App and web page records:
+ + +

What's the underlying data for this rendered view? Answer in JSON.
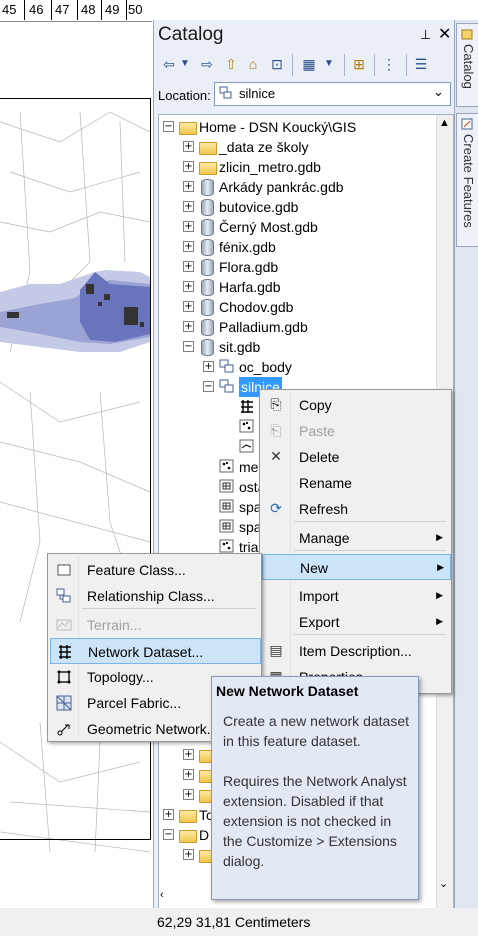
{
  "map": {
    "ruler_ticks": [
      "45",
      "46",
      "47",
      "48",
      "49",
      "50"
    ],
    "status_coords": "62,29  31,81 Centimeters"
  },
  "catalog": {
    "title": "Catalog",
    "pin_glyph": "⊥",
    "close_glyph": "✕",
    "location_label": "Location:",
    "location_value": "silnice",
    "tree": [
      {
        "label": "Home - DSN Koucký\\GIS",
        "type": "home",
        "expander": "−"
      },
      {
        "label": "_data ze školy",
        "type": "folder",
        "expander": "+"
      },
      {
        "label": "zlicin_metro.gdb",
        "type": "folder",
        "expander": "+"
      },
      {
        "label": "Arkády pankrác.gdb",
        "type": "gdb",
        "expander": "+"
      },
      {
        "label": "butovice.gdb",
        "type": "gdb",
        "expander": "+"
      },
      {
        "label": "Černý Most.gdb",
        "type": "gdb",
        "expander": "+"
      },
      {
        "label": "fénix.gdb",
        "type": "gdb",
        "expander": "+"
      },
      {
        "label": "Flora.gdb",
        "type": "gdb",
        "expander": "+"
      },
      {
        "label": "Harfa.gdb",
        "type": "gdb",
        "expander": "+"
      },
      {
        "label": "Chodov.gdb",
        "type": "gdb",
        "expander": "+"
      },
      {
        "label": "Palladium.gdb",
        "type": "gdb",
        "expander": "+"
      },
      {
        "label": "sit.gdb",
        "type": "gdb",
        "expander": "−"
      },
      {
        "label": "oc_body",
        "type": "fds",
        "expander": "+"
      },
      {
        "label": "silnice",
        "type": "fds",
        "expander": "−",
        "selected": true
      },
      {
        "label": "s",
        "type": "network"
      },
      {
        "label": "s",
        "type": "point"
      },
      {
        "label": "s",
        "type": "line"
      },
      {
        "label": "me",
        "type": "point"
      },
      {
        "label": "osta",
        "type": "table"
      },
      {
        "label": "spa",
        "type": "table"
      },
      {
        "label": "spa",
        "type": "table"
      },
      {
        "label": "tria",
        "type": "point"
      }
    ],
    "tree_lower": [
      {
        "label": "C",
        "expander": "+"
      },
      {
        "label": "G",
        "expander": "+"
      },
      {
        "label": "pla",
        "expander": "+"
      },
      {
        "label": "To",
        "expander": "+"
      },
      {
        "label": "D",
        "expander": "−"
      },
      {
        "label": "D",
        "expander": "+"
      }
    ]
  },
  "side_tabs": [
    {
      "label": "Catalog"
    },
    {
      "label": "Create Features"
    }
  ],
  "context_menu": {
    "items": [
      {
        "label": "Copy",
        "icon": "copy-icon"
      },
      {
        "label": "Paste",
        "icon": "paste-icon",
        "disabled": true
      },
      {
        "label": "Delete",
        "icon": "delete-icon"
      },
      {
        "label": "Rename",
        "icon": ""
      },
      {
        "label": "Refresh",
        "icon": "refresh-icon"
      },
      {
        "label": "Manage",
        "submenu": true
      },
      {
        "label": "New",
        "submenu": true,
        "highlighted": true
      },
      {
        "label": "Import",
        "submenu": true
      },
      {
        "label": "Export",
        "submenu": true
      },
      {
        "label": "Item Description...",
        "icon": "document-icon"
      },
      {
        "label": "Properties...",
        "icon": "properties-icon"
      }
    ]
  },
  "new_submenu": {
    "items": [
      {
        "label": "Feature Class...",
        "icon": "feature-class-icon"
      },
      {
        "label": "Relationship Class...",
        "icon": "relationship-class-icon"
      },
      {
        "label": "Terrain...",
        "icon": "terrain-icon",
        "disabled": true
      },
      {
        "label": "Network Dataset...",
        "icon": "network-dataset-icon",
        "highlighted": true
      },
      {
        "label": "Topology...",
        "icon": "topology-icon"
      },
      {
        "label": "Parcel Fabric...",
        "icon": "parcel-fabric-icon"
      },
      {
        "label": "Geometric Network...",
        "icon": "geometric-network-icon"
      }
    ]
  },
  "tooltip": {
    "title": "New Network Dataset",
    "paragraph1": "Create a new network dataset in this feature dataset.",
    "paragraph2": "Requires the Network Analyst extension. Disabled if that extension is not checked in the Customize > Extensions dialog."
  },
  "colors": {
    "selection": "#3399ff",
    "menu_highlight": "#cce4f7",
    "panel_bg": "#e9eef7",
    "polygon_light": "#b8bfe0",
    "polygon_dark": "#6a74bd"
  }
}
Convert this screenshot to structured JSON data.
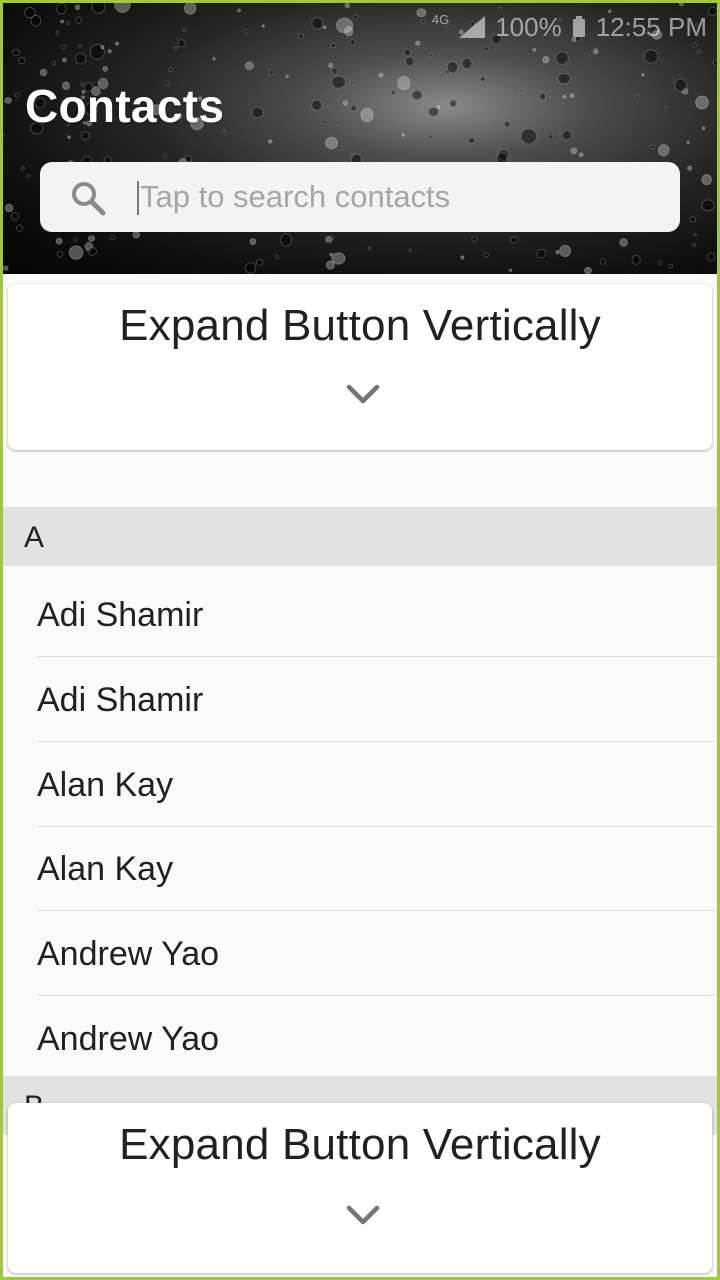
{
  "status_bar": {
    "network": "4G",
    "battery": "100%",
    "time": "12:55 PM"
  },
  "header": {
    "title": "Contacts"
  },
  "search": {
    "placeholder": "Tap to search contacts",
    "value": ""
  },
  "expand_buttons": {
    "top_label": "Expand Button Vertically",
    "bottom_label": "Expand Button Vertically"
  },
  "sections": [
    {
      "letter": "A",
      "contacts": [
        "Adi Shamir",
        "Adi Shamir",
        "Alan Kay",
        "Alan Kay",
        "Andrew Yao",
        "Andrew Yao"
      ]
    },
    {
      "letter": "B",
      "contacts": []
    }
  ],
  "colors": {
    "frame_border": "#9ec93a",
    "section_header_bg": "#e2e2e2",
    "list_bg": "#fafafa",
    "text": "#212121",
    "chevron": "#757575"
  },
  "icons": {
    "search": "search-icon",
    "expand": "chevron-down-icon",
    "signal": "signal-icon",
    "battery": "battery-icon"
  }
}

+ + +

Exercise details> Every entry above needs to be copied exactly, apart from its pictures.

Result of the task>
What's the underlying data for this rendered view? Answer in JSON.
{
  "map": {
    "ruler_ticks": [
      "45",
      "46",
      "47",
      "48",
      "49",
      "50"
    ],
    "status_coords": "62,29  31,81 Centimeters"
  },
  "catalog": {
    "title": "Catalog",
    "pin_glyph": "⊥",
    "close_glyph": "✕",
    "location_label": "Location:",
    "location_value": "silnice",
    "tree": [
      {
        "label": "Home - DSN Koucký\\GIS",
        "type": "home",
        "expander": "−"
      },
      {
        "label": "_data ze školy",
        "type": "folder",
        "expander": "+"
      },
      {
        "label": "zlicin_metro.gdb",
        "type": "folder",
        "expander": "+"
      },
      {
        "label": "Arkády pankrác.gdb",
        "type": "gdb",
        "expander": "+"
      },
      {
        "label": "butovice.gdb",
        "type": "gdb",
        "expander": "+"
      },
      {
        "label": "Černý Most.gdb",
        "type": "gdb",
        "expander": "+"
      },
      {
        "label": "fénix.gdb",
        "type": "gdb",
        "expander": "+"
      },
      {
        "label": "Flora.gdb",
        "type": "gdb",
        "expander": "+"
      },
      {
        "label": "Harfa.gdb",
        "type": "gdb",
        "expander": "+"
      },
      {
        "label": "Chodov.gdb",
        "type": "gdb",
        "expander": "+"
      },
      {
        "label": "Palladium.gdb",
        "type": "gdb",
        "expander": "+"
      },
      {
        "label": "sit.gdb",
        "type": "gdb",
        "expander": "−"
      },
      {
        "label": "oc_body",
        "type": "fds",
        "expander": "+"
      },
      {
        "label": "silnice",
        "type": "fds",
        "expander": "−",
        "selected": true
      },
      {
        "label": "s",
        "type": "network"
      },
      {
        "label": "s",
        "type": "point"
      },
      {
        "label": "s",
        "type": "line"
      },
      {
        "label": "me",
        "type": "point"
      },
      {
        "label": "osta",
        "type": "table"
      },
      {
        "label": "spa",
        "type": "table"
      },
      {
        "label": "spa",
        "type": "table"
      },
      {
        "label": "tria",
        "type": "point"
      }
    ],
    "tree_lower": [
      {
        "label": "C",
        "expander": "+"
      },
      {
        "label": "G",
        "expander": "+"
      },
      {
        "label": "pla",
        "expander": "+"
      },
      {
        "label": "To",
        "expander": "+"
      },
      {
        "label": "D",
        "expander": "−"
      },
      {
        "label": "D",
        "expander": "+"
      }
    ]
  },
  "side_tabs": [
    {
      "label": "Catalog"
    },
    {
      "label": "Create Features"
    }
  ],
  "context_menu": {
    "items": [
      {
        "label": "Copy",
        "icon": "copy-icon"
      },
      {
        "label": "Paste",
        "icon": "paste-icon",
        "disabled": true
      },
      {
        "label": "Delete",
        "icon": "delete-icon"
      },
      {
        "label": "Rename",
        "icon": ""
      },
      {
        "label": "Refresh",
        "icon": "refresh-icon"
      },
      {
        "label": "Manage",
        "submenu": true
      },
      {
        "label": "New",
        "submenu": true,
        "highlighted": true
      },
      {
        "label": "Import",
        "submenu": true
      },
      {
        "label": "Export",
        "submenu": true
      },
      {
        "label": "Item Description...",
        "icon": "document-icon"
      },
      {
        "label": "Properties...",
        "icon": "properties-icon"
      }
    ]
  },
  "new_submenu": {
    "items": [
      {
        "label": "Feature Class...",
        "icon": "feature-class-icon"
      },
      {
        "label": "Relationship Class...",
        "icon": "relationship-class-icon"
      },
      {
        "label": "Terrain...",
        "icon": "terrain-icon",
        "disabled": true
      },
      {
        "label": "Network Dataset...",
        "icon": "network-dataset-icon",
        "highlighted": true
      },
      {
        "label": "Topology...",
        "icon": "topology-icon"
      },
      {
        "label": "Parcel Fabric...",
        "icon": "parcel-fabric-icon"
      },
      {
        "label": "Geometric Network...",
        "icon": "geometric-network-icon"
      }
    ]
  },
  "tooltip": {
    "title": "New Network Dataset",
    "paragraph1": "Create a new network dataset in this feature dataset.",
    "paragraph2": "Requires the Network Analyst extension. Disabled if that extension is not checked in the Customize > Extensions dialog."
  },
  "colors": {
    "selection": "#3399ff",
    "menu_highlight": "#cce4f7",
    "panel_bg": "#e9eef7",
    "polygon_light": "#b8bfe0",
    "polygon_dark": "#6a74bd"
  }
}
Convert this screenshot to structured JSON data.
{
  "status_bar": {
    "network": "4G",
    "battery": "100%",
    "time": "12:55 PM"
  },
  "header": {
    "title": "Contacts"
  },
  "search": {
    "placeholder": "Tap to search contacts",
    "value": ""
  },
  "expand_buttons": {
    "top_label": "Expand Button Vertically",
    "bottom_label": "Expand Button Vertically"
  },
  "sections": [
    {
      "letter": "A",
      "contacts": [
        "Adi Shamir",
        "Adi Shamir",
        "Alan Kay",
        "Alan Kay",
        "Andrew Yao",
        "Andrew Yao"
      ]
    },
    {
      "letter": "B",
      "contacts": []
    }
  ],
  "colors": {
    "frame_border": "#9ec93a",
    "section_header_bg": "#e2e2e2",
    "list_bg": "#fafafa",
    "text": "#212121",
    "chevron": "#757575"
  },
  "icons": {
    "search": "search-icon",
    "expand": "chevron-down-icon",
    "signal": "signal-icon",
    "battery": "battery-icon"
  }
}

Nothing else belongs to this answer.